Sunday, 22 June 2014

St George, Eastergate

Like so many Sussex churches, St George at Eastergate lies outside the village, down a lane and the other side of a farm. 
And like so many Sussex churches, it is very little changed from when it was built just after the Norman Conquest. Unfortunately the walls are pebbledashed which has to be renewed every so often so it looks more modern than it really is, except the chancel where re-used Roman bricks can be seen laid herringbone fashion.
The building is a simple aisle-less nave and chancel. When it was built, all the windows would have been little lancets like the one that survives in the north wall of the chancel, with its simple round top carved out of a solid stone lintel. All the other windows were enlarged later - the nave windows in the 14th century, those in the chancel and the west end in the 15th. 

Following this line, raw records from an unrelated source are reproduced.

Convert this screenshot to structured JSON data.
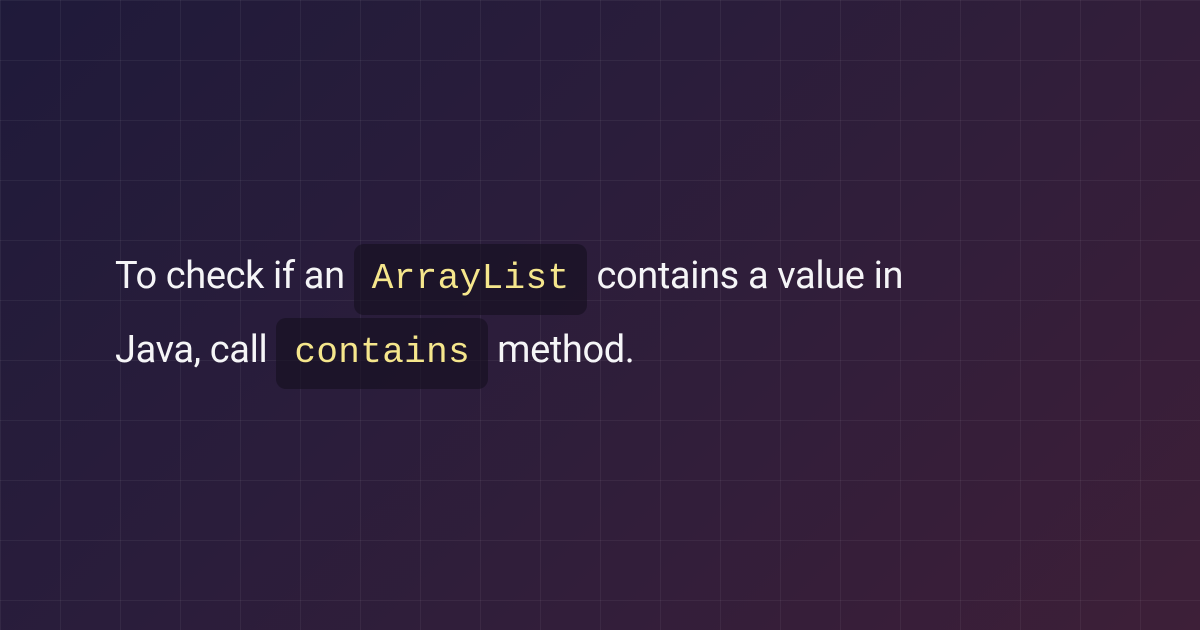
{
  "content": {
    "text_part_1": "To check if an ",
    "code_1": "ArrayList",
    "text_part_2": " contains a value in Java, call ",
    "code_2": "contains",
    "text_part_3": " method."
  }
}
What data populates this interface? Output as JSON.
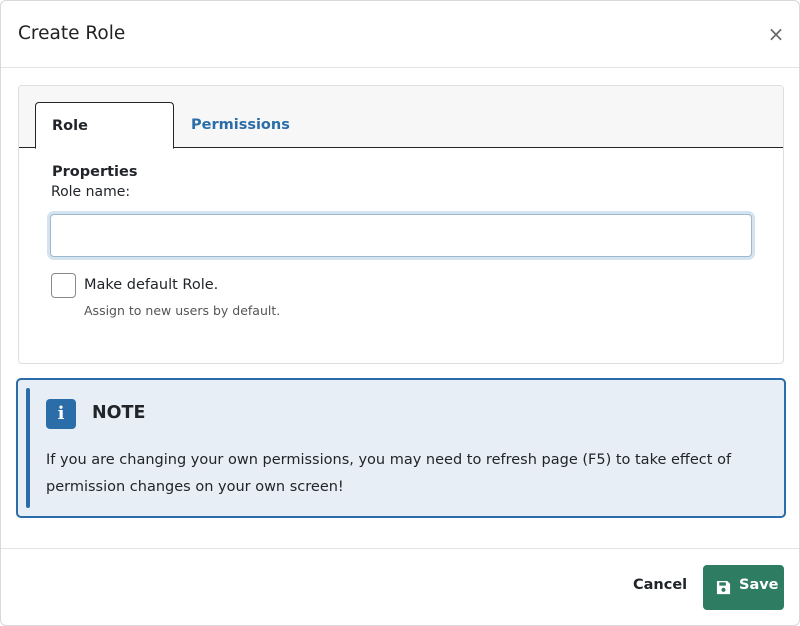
{
  "dialog": {
    "title": "Create Role",
    "close_glyph": "×"
  },
  "tabs": [
    {
      "label": "Role Properties",
      "active": true
    },
    {
      "label": "Permissions",
      "active": false
    }
  ],
  "form": {
    "role_name_label": "Role name:",
    "role_name_value": "",
    "role_name_placeholder": "",
    "default_checkbox_label": "Make default Role.",
    "default_checkbox_checked": false,
    "default_checkbox_help": "Assign to new users by default."
  },
  "note": {
    "icon": "info-icon",
    "icon_glyph": "i",
    "title": "NOTE",
    "text": "If you are changing your own permissions, you may need to refresh page (F5) to take effect of permission changes on your own screen!"
  },
  "footer": {
    "cancel_label": "Cancel",
    "save_label": "Save",
    "save_icon": "floppy-disk-icon"
  },
  "colors": {
    "accent": "#2b6da8",
    "save": "#2e7d62",
    "note_bg": "#e8eef6"
  }
}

The last significant alteration was sometime around 1700, when the old, narrow chancel arch was hacked out to its present width. The new arch is a simple semi-circle, with no ornament whatever, and it is surprising that the Victorians resisted the temptation to jazz it up with proper Gothic ornament. They also, happily, spared the pair of clergy stalls under the arch with their frilly canopies.
The other notable feature of the church is the glass. One window has a fragment of medieval glass dating from about 1360 - the coat of arms of a member of the Fitzalan family. Then there is a set of stained glass windows by the firm Heaton, Butler and Bayne installed between 1915 and 1926 to commemorate various war dead. The east window is in memory of Lord Kitchener, paid for by his private secretary's brother-in-law, rather oddly.

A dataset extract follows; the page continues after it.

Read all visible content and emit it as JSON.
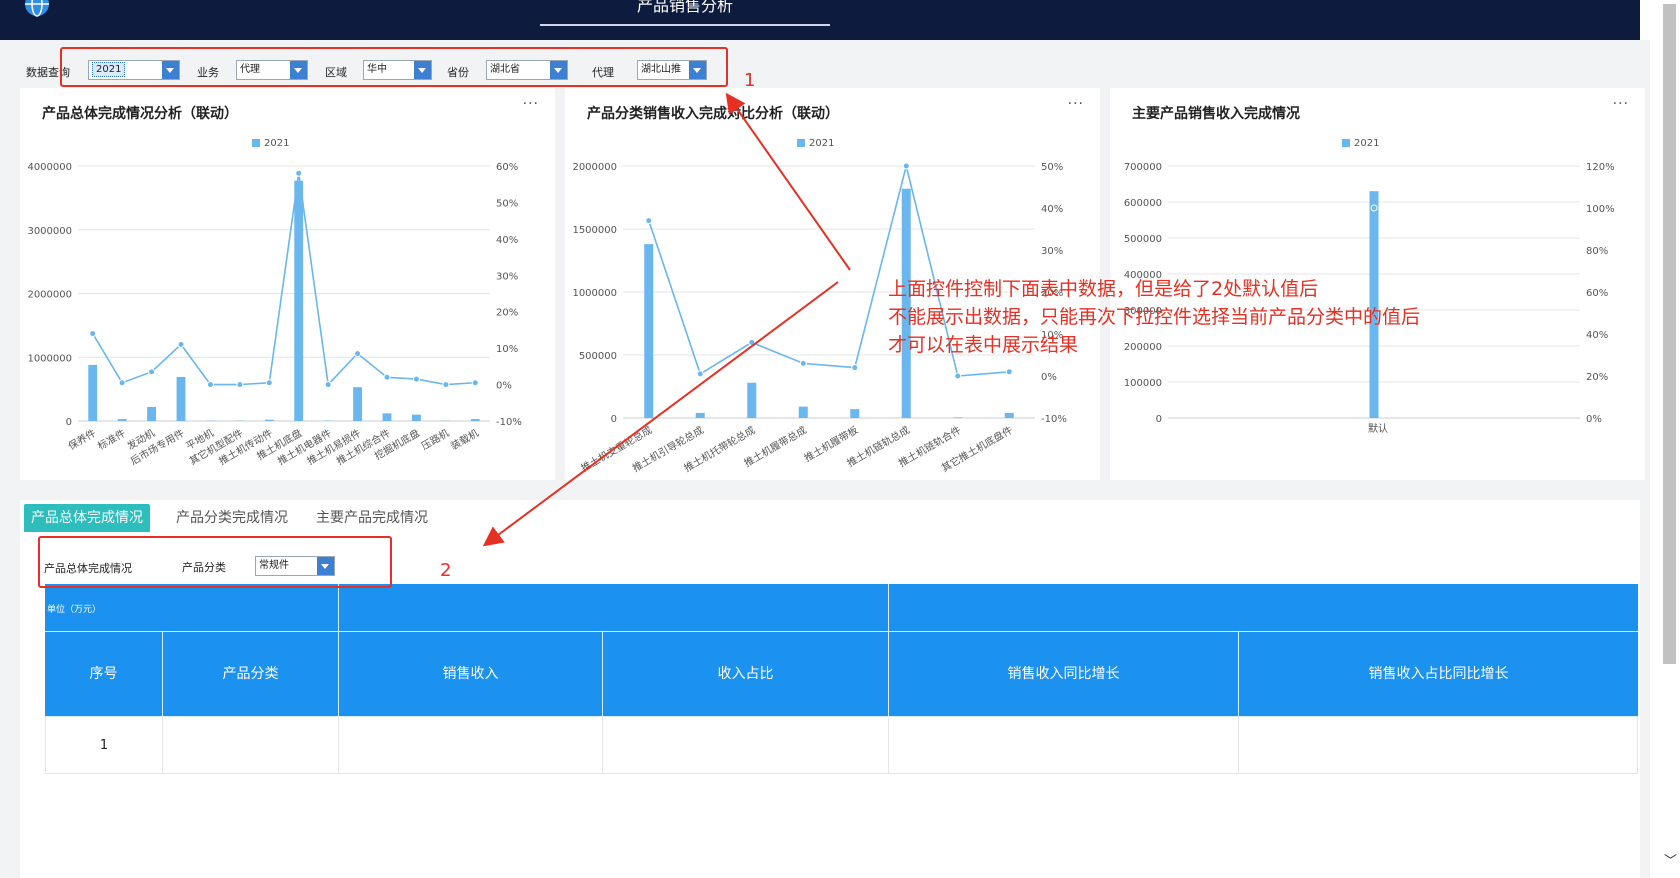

But the most charming monument in the church is a slab now in the floor close to the font. It is in memory of John Whitington, who died 1731 at the early age of 35. The inscription reads (the spelling is as on the stone):
All you that are young this do pass by
Greive not to think I here must lie
My married bead is in the dust
Yet Christ will match me with ye Just.